- INPUT FOR THIS TASK -
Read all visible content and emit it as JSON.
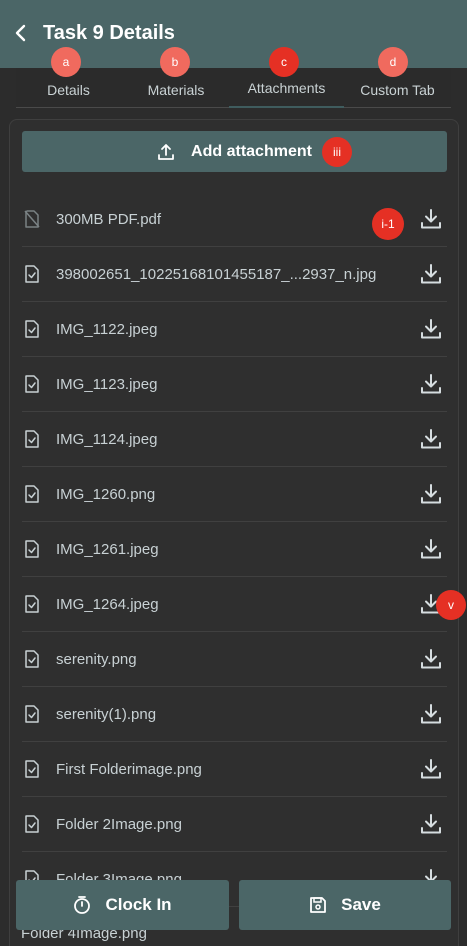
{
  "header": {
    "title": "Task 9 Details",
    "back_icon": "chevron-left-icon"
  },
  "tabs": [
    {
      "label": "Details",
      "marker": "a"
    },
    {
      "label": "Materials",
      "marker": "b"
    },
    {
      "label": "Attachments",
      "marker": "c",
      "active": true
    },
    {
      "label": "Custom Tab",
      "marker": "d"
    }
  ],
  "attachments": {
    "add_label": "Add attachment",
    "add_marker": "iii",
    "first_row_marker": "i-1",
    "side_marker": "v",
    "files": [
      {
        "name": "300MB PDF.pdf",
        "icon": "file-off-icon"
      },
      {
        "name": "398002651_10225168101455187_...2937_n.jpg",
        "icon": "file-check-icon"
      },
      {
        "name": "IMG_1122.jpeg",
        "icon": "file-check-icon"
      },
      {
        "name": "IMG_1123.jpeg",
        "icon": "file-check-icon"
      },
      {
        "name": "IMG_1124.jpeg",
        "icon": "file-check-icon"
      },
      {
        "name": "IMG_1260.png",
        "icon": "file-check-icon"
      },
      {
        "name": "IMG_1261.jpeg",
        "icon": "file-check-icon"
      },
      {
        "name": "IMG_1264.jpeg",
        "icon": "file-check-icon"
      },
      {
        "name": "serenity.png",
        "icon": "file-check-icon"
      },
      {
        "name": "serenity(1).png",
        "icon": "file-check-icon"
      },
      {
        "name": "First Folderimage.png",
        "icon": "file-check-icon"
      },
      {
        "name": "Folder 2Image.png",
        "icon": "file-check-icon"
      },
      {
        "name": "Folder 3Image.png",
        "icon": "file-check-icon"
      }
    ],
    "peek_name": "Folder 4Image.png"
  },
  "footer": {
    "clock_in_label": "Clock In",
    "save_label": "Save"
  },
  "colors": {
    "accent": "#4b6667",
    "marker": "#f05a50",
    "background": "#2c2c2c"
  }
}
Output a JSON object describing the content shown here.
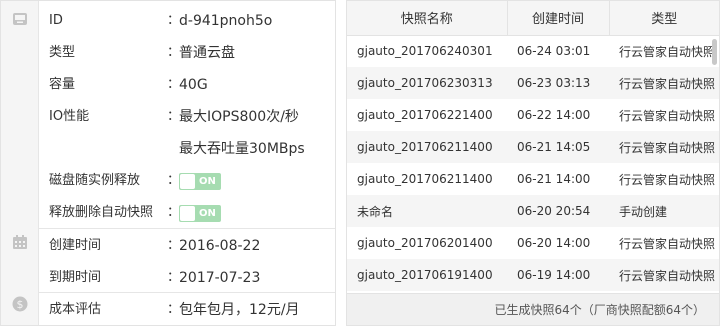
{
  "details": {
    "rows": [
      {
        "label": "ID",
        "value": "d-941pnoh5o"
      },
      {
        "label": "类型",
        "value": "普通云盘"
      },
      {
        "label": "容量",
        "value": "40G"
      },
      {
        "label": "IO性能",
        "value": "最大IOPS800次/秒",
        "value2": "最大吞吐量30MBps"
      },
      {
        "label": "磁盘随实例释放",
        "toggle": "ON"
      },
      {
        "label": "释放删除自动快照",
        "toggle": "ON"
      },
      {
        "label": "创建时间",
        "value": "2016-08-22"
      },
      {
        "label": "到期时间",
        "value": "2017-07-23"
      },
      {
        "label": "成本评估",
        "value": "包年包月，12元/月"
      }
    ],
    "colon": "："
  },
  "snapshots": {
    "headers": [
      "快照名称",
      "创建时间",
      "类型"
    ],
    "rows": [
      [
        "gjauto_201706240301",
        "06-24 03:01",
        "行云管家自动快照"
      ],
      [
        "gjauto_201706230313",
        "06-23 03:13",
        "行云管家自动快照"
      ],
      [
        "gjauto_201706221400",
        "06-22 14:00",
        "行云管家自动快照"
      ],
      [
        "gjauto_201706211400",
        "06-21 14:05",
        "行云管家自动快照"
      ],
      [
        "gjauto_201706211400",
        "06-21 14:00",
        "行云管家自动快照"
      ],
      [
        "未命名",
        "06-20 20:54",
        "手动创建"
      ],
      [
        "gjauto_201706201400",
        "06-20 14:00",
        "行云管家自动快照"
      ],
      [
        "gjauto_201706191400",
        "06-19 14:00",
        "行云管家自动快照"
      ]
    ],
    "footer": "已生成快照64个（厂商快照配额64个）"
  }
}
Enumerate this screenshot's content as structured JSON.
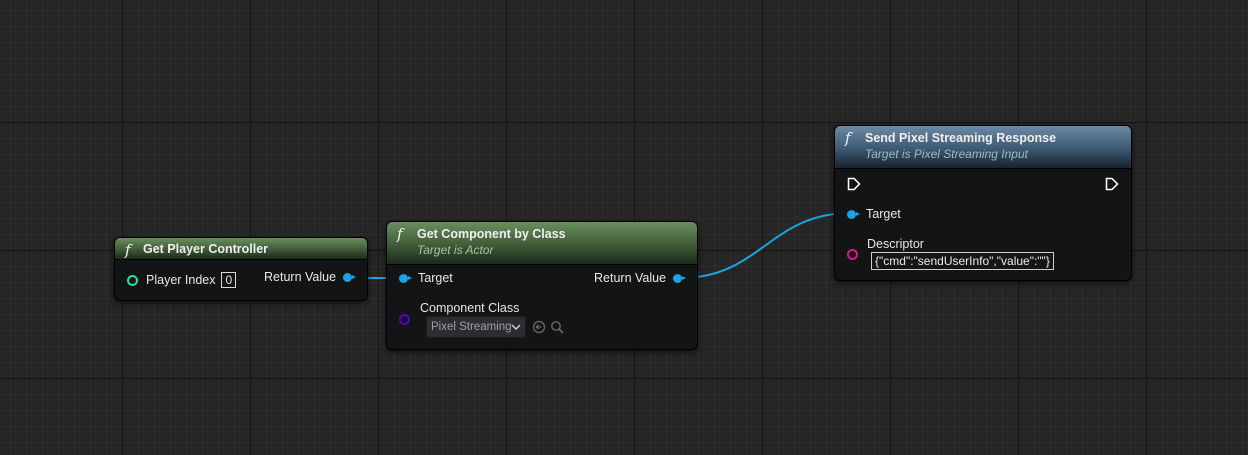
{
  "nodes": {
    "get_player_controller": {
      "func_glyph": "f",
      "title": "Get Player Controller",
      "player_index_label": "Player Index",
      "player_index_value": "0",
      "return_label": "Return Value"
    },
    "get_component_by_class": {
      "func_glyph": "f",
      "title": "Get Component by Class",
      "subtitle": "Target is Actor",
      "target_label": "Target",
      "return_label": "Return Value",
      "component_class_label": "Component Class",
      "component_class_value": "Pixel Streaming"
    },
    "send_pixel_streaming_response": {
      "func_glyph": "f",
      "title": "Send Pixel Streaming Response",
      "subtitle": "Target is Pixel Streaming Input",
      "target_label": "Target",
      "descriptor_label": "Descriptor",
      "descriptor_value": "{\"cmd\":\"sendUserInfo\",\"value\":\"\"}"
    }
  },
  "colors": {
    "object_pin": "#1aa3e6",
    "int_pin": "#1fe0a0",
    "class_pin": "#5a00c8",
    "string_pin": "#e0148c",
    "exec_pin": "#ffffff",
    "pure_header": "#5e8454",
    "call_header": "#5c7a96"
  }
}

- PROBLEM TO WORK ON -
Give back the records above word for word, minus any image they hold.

- ANSWER SPACE -
Read all visible content and emit it as JSON.
{
  "header": {
    "title": "Task 9 Details",
    "back_icon": "chevron-left-icon"
  },
  "tabs": [
    {
      "label": "Details",
      "marker": "a"
    },
    {
      "label": "Materials",
      "marker": "b"
    },
    {
      "label": "Attachments",
      "marker": "c",
      "active": true
    },
    {
      "label": "Custom Tab",
      "marker": "d"
    }
  ],
  "attachments": {
    "add_label": "Add attachment",
    "add_marker": "iii",
    "first_row_marker": "i-1",
    "side_marker": "v",
    "files": [
      {
        "name": "300MB PDF.pdf",
        "icon": "file-off-icon"
      },
      {
        "name": "398002651_10225168101455187_...2937_n.jpg",
        "icon": "file-check-icon"
      },
      {
        "name": "IMG_1122.jpeg",
        "icon": "file-check-icon"
      },
      {
        "name": "IMG_1123.jpeg",
        "icon": "file-check-icon"
      },
      {
        "name": "IMG_1124.jpeg",
        "icon": "file-check-icon"
      },
      {
        "name": "IMG_1260.png",
        "icon": "file-check-icon"
      },
      {
        "name": "IMG_1261.jpeg",
        "icon": "file-check-icon"
      },
      {
        "name": "IMG_1264.jpeg",
        "icon": "file-check-icon"
      },
      {
        "name": "serenity.png",
        "icon": "file-check-icon"
      },
      {
        "name": "serenity(1).png",
        "icon": "file-check-icon"
      },
      {
        "name": "First Folderimage.png",
        "icon": "file-check-icon"
      },
      {
        "name": "Folder 2Image.png",
        "icon": "file-check-icon"
      },
      {
        "name": "Folder 3Image.png",
        "icon": "file-check-icon"
      }
    ],
    "peek_name": "Folder 4Image.png"
  },
  "footer": {
    "clock_in_label": "Clock In",
    "save_label": "Save"
  },
  "colors": {
    "accent": "#4b6667",
    "marker": "#f05a50",
    "background": "#2c2c2c"
  }
}
Output a JSON object describing the content shown here.
{
  "details": {
    "rows": [
      {
        "label": "ID",
        "value": "d-941pnoh5o"
      },
      {
        "label": "类型",
        "value": "普通云盘"
      },
      {
        "label": "容量",
        "value": "40G"
      },
      {
        "label": "IO性能",
        "value": "最大IOPS800次/秒",
        "value2": "最大吞吐量30MBps"
      },
      {
        "label": "磁盘随实例释放",
        "toggle": "ON"
      },
      {
        "label": "释放删除自动快照",
        "toggle": "ON"
      },
      {
        "label": "创建时间",
        "value": "2016-08-22"
      },
      {
        "label": "到期时间",
        "value": "2017-07-23"
      },
      {
        "label": "成本评估",
        "value": "包年包月，12元/月"
      }
    ],
    "colon": "："
  },
  "snapshots": {
    "headers": [
      "快照名称",
      "创建时间",
      "类型"
    ],
    "rows": [
      [
        "gjauto_201706240301",
        "06-24 03:01",
        "行云管家自动快照"
      ],
      [
        "gjauto_201706230313",
        "06-23 03:13",
        "行云管家自动快照"
      ],
      [
        "gjauto_201706221400",
        "06-22 14:00",
        "行云管家自动快照"
      ],
      [
        "gjauto_201706211400",
        "06-21 14:05",
        "行云管家自动快照"
      ],
      [
        "gjauto_201706211400",
        "06-21 14:00",
        "行云管家自动快照"
      ],
      [
        "未命名",
        "06-20 20:54",
        "手动创建"
      ],
      [
        "gjauto_201706201400",
        "06-20 14:00",
        "行云管家自动快照"
      ],
      [
        "gjauto_201706191400",
        "06-19 14:00",
        "行云管家自动快照"
      ]
    ],
    "footer": "已生成快照64个（厂商快照配额64个）"
  }
}
Enumerate this screenshot's content as structured JSON.
{
  "nodes": {
    "get_player_controller": {
      "func_glyph": "f",
      "title": "Get Player Controller",
      "player_index_label": "Player Index",
      "player_index_value": "0",
      "return_label": "Return Value"
    },
    "get_component_by_class": {
      "func_glyph": "f",
      "title": "Get Component by Class",
      "subtitle": "Target is Actor",
      "target_label": "Target",
      "return_label": "Return Value",
      "component_class_label": "Component Class",
      "component_class_value": "Pixel Streaming"
    },
    "send_pixel_streaming_response": {
      "func_glyph": "f",
      "title": "Send Pixel Streaming Response",
      "subtitle": "Target is Pixel Streaming Input",
      "target_label": "Target",
      "descriptor_label": "Descriptor",
      "descriptor_value": "{\"cmd\":\"sendUserInfo\",\"value\":\"\"}"
    }
  },
  "colors": {
    "object_pin": "#1aa3e6",
    "int_pin": "#1fe0a0",
    "class_pin": "#5a00c8",
    "string_pin": "#e0148c",
    "exec_pin": "#ffffff",
    "pure_header": "#5e8454",
    "call_header": "#5c7a96"
  }
}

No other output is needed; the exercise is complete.